[Stored records]
|---|

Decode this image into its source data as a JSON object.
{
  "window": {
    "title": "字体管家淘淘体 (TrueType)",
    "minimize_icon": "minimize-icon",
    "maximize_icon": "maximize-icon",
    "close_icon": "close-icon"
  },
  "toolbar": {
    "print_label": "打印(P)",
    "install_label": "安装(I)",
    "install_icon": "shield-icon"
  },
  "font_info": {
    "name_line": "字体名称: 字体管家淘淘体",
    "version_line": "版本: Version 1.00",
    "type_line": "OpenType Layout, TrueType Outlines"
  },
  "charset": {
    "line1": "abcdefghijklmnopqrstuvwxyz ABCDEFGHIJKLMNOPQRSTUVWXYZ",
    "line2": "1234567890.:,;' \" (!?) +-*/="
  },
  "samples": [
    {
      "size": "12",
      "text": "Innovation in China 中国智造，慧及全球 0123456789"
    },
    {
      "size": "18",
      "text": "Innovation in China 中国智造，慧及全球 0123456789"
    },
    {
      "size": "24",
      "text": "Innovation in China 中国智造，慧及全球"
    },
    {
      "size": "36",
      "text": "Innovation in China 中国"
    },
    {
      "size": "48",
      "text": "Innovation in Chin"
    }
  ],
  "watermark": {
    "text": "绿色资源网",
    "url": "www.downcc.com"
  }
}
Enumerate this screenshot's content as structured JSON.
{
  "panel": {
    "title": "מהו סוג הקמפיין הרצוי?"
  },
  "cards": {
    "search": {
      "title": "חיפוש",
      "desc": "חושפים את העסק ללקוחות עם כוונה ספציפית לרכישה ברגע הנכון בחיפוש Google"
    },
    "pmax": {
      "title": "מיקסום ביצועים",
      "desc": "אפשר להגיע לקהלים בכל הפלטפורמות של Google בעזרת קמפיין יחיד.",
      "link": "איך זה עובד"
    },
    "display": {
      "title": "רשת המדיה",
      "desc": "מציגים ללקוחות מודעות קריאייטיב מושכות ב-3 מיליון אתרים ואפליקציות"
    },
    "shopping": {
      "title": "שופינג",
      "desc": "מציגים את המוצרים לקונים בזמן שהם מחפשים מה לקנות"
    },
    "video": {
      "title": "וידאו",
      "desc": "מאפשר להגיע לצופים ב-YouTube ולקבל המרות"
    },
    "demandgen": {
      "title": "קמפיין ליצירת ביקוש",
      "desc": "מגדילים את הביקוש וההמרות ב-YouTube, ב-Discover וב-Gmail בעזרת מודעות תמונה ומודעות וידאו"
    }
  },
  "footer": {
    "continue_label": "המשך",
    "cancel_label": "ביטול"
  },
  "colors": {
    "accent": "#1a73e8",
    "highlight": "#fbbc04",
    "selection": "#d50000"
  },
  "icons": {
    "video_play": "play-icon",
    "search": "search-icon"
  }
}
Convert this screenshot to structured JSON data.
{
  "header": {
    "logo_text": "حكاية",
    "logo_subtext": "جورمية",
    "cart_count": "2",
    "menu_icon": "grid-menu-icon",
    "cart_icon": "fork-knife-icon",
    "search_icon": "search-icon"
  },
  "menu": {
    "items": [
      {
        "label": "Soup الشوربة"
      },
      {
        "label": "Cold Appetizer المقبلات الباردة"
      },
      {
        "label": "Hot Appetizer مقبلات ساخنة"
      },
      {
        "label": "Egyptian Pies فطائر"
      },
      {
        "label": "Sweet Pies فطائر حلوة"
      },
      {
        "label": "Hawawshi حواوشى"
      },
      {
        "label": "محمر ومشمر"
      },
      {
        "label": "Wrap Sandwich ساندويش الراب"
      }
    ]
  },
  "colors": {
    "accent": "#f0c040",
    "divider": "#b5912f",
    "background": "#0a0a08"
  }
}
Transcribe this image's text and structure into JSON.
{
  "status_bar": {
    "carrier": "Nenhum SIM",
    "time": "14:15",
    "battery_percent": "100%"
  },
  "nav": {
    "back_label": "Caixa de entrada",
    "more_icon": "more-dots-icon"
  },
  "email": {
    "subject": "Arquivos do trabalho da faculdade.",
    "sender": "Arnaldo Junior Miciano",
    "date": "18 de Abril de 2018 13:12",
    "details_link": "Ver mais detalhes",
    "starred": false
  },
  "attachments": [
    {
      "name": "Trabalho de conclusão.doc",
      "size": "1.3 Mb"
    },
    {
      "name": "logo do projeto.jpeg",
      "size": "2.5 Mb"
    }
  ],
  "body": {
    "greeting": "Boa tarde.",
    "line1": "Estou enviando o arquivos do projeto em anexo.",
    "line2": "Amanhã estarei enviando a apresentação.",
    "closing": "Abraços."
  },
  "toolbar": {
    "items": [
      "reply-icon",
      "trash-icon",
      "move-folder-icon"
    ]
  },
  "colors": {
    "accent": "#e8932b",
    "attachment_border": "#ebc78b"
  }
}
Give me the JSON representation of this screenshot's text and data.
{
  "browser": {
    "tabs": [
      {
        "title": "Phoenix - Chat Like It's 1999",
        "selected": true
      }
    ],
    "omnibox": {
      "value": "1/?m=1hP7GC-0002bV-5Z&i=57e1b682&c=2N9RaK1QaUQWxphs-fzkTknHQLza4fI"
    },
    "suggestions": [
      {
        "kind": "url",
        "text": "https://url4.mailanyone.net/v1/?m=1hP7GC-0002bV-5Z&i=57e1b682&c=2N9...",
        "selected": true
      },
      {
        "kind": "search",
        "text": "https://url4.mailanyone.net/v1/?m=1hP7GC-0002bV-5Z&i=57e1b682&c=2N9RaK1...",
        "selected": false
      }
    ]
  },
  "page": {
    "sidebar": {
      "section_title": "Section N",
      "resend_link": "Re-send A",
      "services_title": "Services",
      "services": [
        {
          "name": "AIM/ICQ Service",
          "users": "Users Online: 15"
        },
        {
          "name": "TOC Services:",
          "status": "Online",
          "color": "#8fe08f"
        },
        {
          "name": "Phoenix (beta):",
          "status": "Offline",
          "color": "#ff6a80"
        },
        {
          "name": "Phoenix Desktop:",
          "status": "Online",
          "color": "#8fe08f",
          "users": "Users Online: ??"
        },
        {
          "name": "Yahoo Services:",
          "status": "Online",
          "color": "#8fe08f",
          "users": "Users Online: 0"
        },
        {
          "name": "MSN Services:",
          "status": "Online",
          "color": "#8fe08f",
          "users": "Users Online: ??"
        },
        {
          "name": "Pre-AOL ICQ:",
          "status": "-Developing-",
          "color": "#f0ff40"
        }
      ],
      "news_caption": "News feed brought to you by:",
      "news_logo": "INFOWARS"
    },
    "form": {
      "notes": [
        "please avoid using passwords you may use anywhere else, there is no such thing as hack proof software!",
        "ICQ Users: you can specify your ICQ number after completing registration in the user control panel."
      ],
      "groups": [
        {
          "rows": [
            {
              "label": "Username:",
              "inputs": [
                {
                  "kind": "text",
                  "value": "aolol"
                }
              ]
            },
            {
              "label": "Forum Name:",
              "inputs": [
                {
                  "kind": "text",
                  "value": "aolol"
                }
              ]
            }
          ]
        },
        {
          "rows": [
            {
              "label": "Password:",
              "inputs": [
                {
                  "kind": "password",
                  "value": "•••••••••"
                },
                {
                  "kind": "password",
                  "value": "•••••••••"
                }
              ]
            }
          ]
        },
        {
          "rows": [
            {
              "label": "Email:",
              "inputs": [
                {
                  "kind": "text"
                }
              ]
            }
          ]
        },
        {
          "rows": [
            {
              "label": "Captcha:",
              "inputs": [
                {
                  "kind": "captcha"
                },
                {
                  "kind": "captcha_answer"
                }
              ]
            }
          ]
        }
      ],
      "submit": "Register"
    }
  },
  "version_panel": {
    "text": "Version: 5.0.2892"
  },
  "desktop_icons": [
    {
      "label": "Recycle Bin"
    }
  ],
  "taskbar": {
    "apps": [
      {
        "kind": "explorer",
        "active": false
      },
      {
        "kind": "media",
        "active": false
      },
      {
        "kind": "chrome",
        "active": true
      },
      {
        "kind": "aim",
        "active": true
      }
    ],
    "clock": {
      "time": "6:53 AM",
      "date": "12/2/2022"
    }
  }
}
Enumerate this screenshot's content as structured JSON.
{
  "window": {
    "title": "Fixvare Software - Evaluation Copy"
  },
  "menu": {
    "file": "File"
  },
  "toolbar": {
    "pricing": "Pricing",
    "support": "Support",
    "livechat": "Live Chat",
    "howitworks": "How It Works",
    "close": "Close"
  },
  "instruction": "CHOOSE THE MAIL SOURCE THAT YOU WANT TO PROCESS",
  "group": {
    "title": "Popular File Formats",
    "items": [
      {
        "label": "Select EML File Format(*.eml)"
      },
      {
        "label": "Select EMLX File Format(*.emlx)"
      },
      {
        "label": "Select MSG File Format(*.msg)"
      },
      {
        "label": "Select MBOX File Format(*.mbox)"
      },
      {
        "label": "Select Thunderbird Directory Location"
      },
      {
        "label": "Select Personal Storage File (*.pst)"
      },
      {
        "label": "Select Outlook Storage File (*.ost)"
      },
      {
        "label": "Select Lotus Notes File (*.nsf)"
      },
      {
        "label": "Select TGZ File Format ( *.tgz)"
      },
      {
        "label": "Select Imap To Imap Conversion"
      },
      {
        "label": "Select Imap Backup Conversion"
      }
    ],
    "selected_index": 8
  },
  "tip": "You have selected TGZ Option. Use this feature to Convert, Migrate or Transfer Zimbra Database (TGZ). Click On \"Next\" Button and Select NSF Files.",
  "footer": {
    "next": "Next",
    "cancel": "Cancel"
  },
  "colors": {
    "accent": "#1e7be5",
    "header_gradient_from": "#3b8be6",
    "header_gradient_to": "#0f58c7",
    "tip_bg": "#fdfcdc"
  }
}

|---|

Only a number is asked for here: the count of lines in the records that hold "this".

Expected output: 7